The broking company also did not accept our view saying that Sylvia had not suffered any loss at all. If it had not been for the reassurances Sylvia had given that the entry fees were safe, the exhibitors would not have paid fees to her. However, the broking company were prepared to increase their offer to $15,000 as a gesture of goodwill.
Sylvia rejected the broking company’s offer saying that if we did not recommend compensation along the lines she had suggested, she would be going to court.
We reviewed the complaint again and recommended that Sylvia accept the broking company’s $15,000 offer. We repeated our earlier advice to Sylvia that the broking company did not have to put her in the position she would have been in if the misstatement had been true, they only had to compensate her for the consequences of the mistaken advice.
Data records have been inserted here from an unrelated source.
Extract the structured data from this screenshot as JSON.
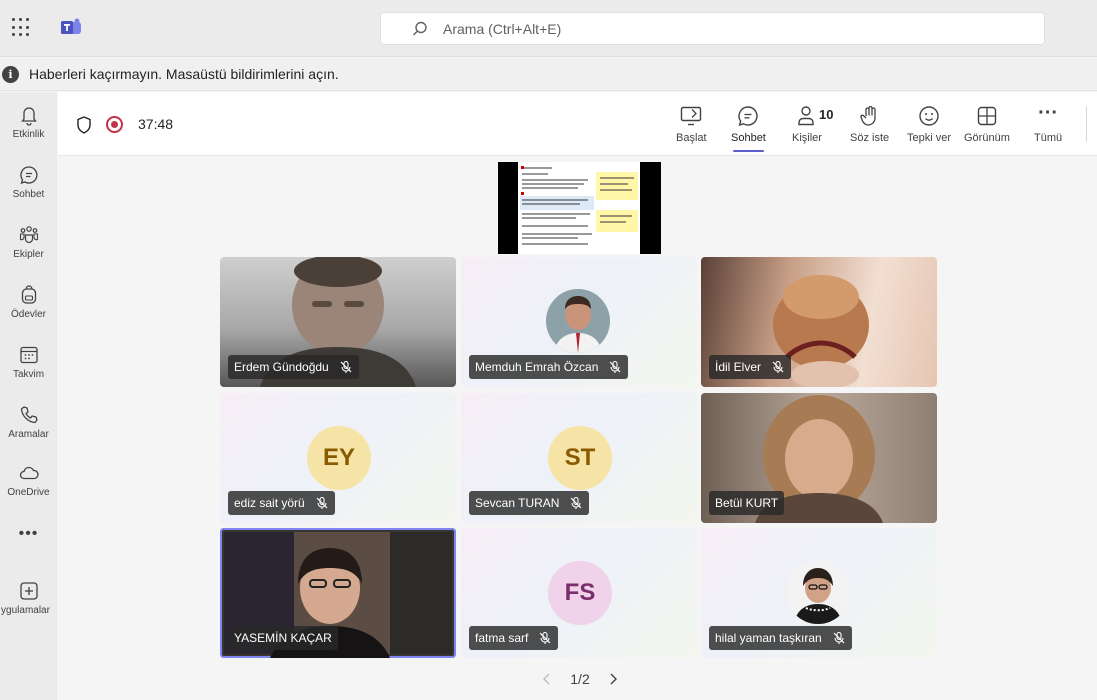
{
  "search": {
    "placeholder": "Arama (Ctrl+Alt+E)"
  },
  "notification": {
    "text": "Haberleri kaçırmayın. Masaüstü bildirimlerini açın."
  },
  "rail": {
    "items": [
      {
        "label": "Etkinlik",
        "icon": "bell-icon"
      },
      {
        "label": "Sohbet",
        "icon": "chat-icon"
      },
      {
        "label": "Ekipler",
        "icon": "teams-icon"
      },
      {
        "label": "Ödevler",
        "icon": "backpack-icon"
      },
      {
        "label": "Takvim",
        "icon": "calendar-icon"
      },
      {
        "label": "Aramalar",
        "icon": "phone-icon"
      },
      {
        "label": "OneDrive",
        "icon": "cloud-icon"
      }
    ],
    "more": "•••",
    "apps_label": "ygulamalar"
  },
  "meeting": {
    "timer": "37:48",
    "toolbar": {
      "share": "Başlat",
      "chat": "Sohbet",
      "people": "Kişiler",
      "people_count": "10",
      "raise_hand": "Söz iste",
      "react": "Tepki ver",
      "view": "Görünüm",
      "more": "Tümü",
      "more_glyph": "···"
    },
    "participants": [
      {
        "name": "Erdem Gündoğdu",
        "muted": true,
        "type": "video"
      },
      {
        "name": "Memduh Emrah Özcan",
        "muted": true,
        "type": "photo"
      },
      {
        "name": "İdil Elver",
        "muted": true,
        "type": "video"
      },
      {
        "name": "ediz sait yörü",
        "muted": true,
        "type": "initials",
        "initials": "EY",
        "color": "#f6e3a6",
        "text_color": "#8a5a00"
      },
      {
        "name": "Sevcan TURAN",
        "muted": true,
        "type": "initials",
        "initials": "ST",
        "color": "#f6e3a6",
        "text_color": "#8a5a00"
      },
      {
        "name": "Betül KURT",
        "muted": false,
        "type": "video"
      },
      {
        "name": "YASEMİN KAÇAR",
        "muted": false,
        "type": "video",
        "speaking": true
      },
      {
        "name": "fatma sarf",
        "muted": true,
        "type": "initials",
        "initials": "FS",
        "color": "#f0d3ea",
        "text_color": "#7a2e6a"
      },
      {
        "name": "hilal yaman taşkıran",
        "muted": true,
        "type": "photo"
      }
    ],
    "pager": "1/2"
  },
  "colors": {
    "accent": "#5b5fc7",
    "record": "#c4314b"
  }
}
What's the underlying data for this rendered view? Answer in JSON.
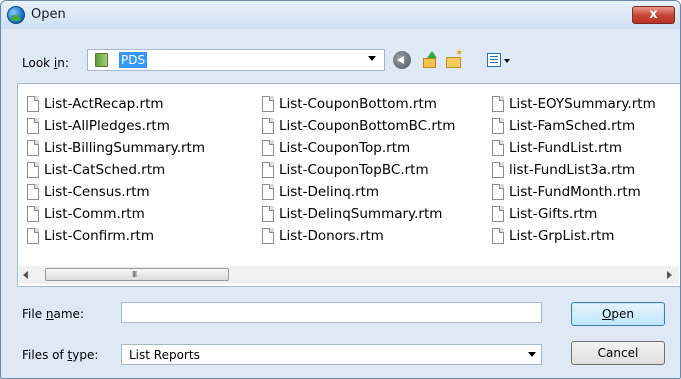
{
  "window": {
    "title": "Open",
    "close_label": "x"
  },
  "toolbar": {
    "look_in_label_prefix": "Look ",
    "look_in_label_accel": "i",
    "look_in_label_suffix": "n:",
    "look_in_value": "PDS",
    "icons": [
      "back-icon",
      "up-folder-icon",
      "new-folder-icon",
      "views-menu-icon"
    ]
  },
  "files": [
    "List-ActRecap.rtm",
    "List-AllPledges.rtm",
    "List-BillingSummary.rtm",
    "List-CatSched.rtm",
    "List-Census.rtm",
    "List-Comm.rtm",
    "List-Confirm.rtm",
    "List-CouponBottom.rtm",
    "List-CouponBottomBC.rtm",
    "List-CouponTop.rtm",
    "List-CouponTopBC.rtm",
    "List-Delinq.rtm",
    "List-DelinqSummary.rtm",
    "List-Donors.rtm",
    "List-EOYSummary.rtm",
    "List-FamSched.rtm",
    "List-FundList.rtm",
    "list-FundList3a.rtm",
    "List-FundMonth.rtm",
    "List-Gifts.rtm",
    "List-GrpList.rtm"
  ],
  "scrollbar": {
    "grip": "III"
  },
  "form": {
    "file_name_label_prefix": "File ",
    "file_name_label_accel": "n",
    "file_name_label_suffix": "ame:",
    "file_name_value": "",
    "file_type_label_prefix": "Files of ",
    "file_type_label_accel": "t",
    "file_type_label_suffix": "ype:",
    "file_type_value": "List Reports"
  },
  "buttons": {
    "open_accel": "O",
    "open_rest": "pen",
    "cancel": "Cancel"
  },
  "colors": {
    "selection": "#3399ff",
    "close_button": "#c9463a",
    "frame": "#dfe9f5"
  }
}
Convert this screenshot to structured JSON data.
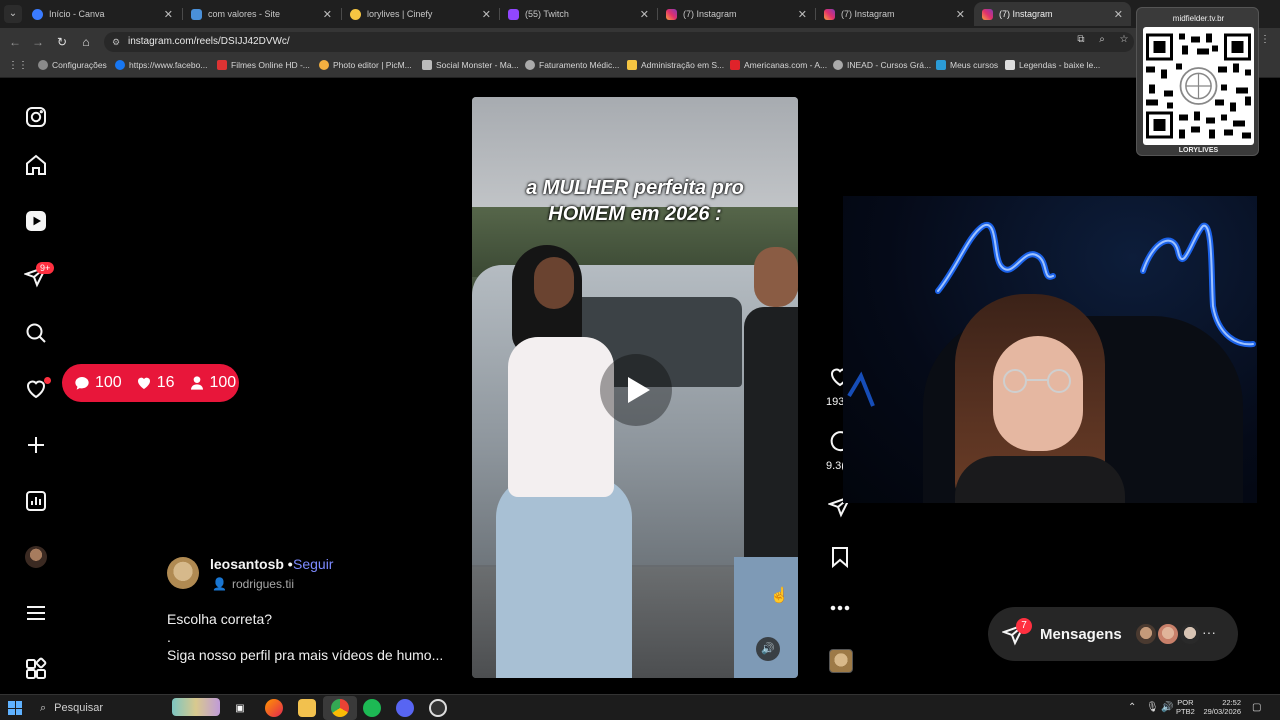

We explained to Sylvia that if she took her claim to court, she would need to provide evidence of her loss. Sylvia’s submission about her loss had changed many times during our investigation. We were unable to establish an exact dollar figure for the loss attributable for the misstatement.
In our final decision, we decided to take a slightly different approach. We acknowledged the broking company’s point that without the reassurances that the fees were safe, the exhibitors would not have paid the fees in the first place.
However, for the purpose of our investigation, we decided not to extend the refund period to before 13 March 2020. Although Sylvia had provided email exchanges with two exhibitors, indicating a reliance on the 11 February 2020 statement, but we observed that a court would be unlikely to extrapolate, from these two exchanges, that other exhibitors were similarly affected. We also noted that Sylvia and some exhibitors had benefited from the online fair, which a court would be likely to take into consideration when assessing loss. Instead of a refund back to the date the insurance was arranged, we limited the fee refund to between 13 March 2020, when the change to the terms and conditions was made, and 20 March 2020, when Sylvia learned she did not have cover for Covid-19.
On reconsideration, Sylvia accepted our recommendation and accepted the broker’s offer of $15,000.
Insights for participants
This complaint highlights the importance of accurate advice. In this case, inaccurate advice led to the broker having to pay compensation. Had more care been taken to properly understand and explain the cover and policy limitations including that Covid-19 was excluded from cover, Sylvia may still have proceeded with the planned fairs, but she would at least have known that she was not insured for the risk she was running.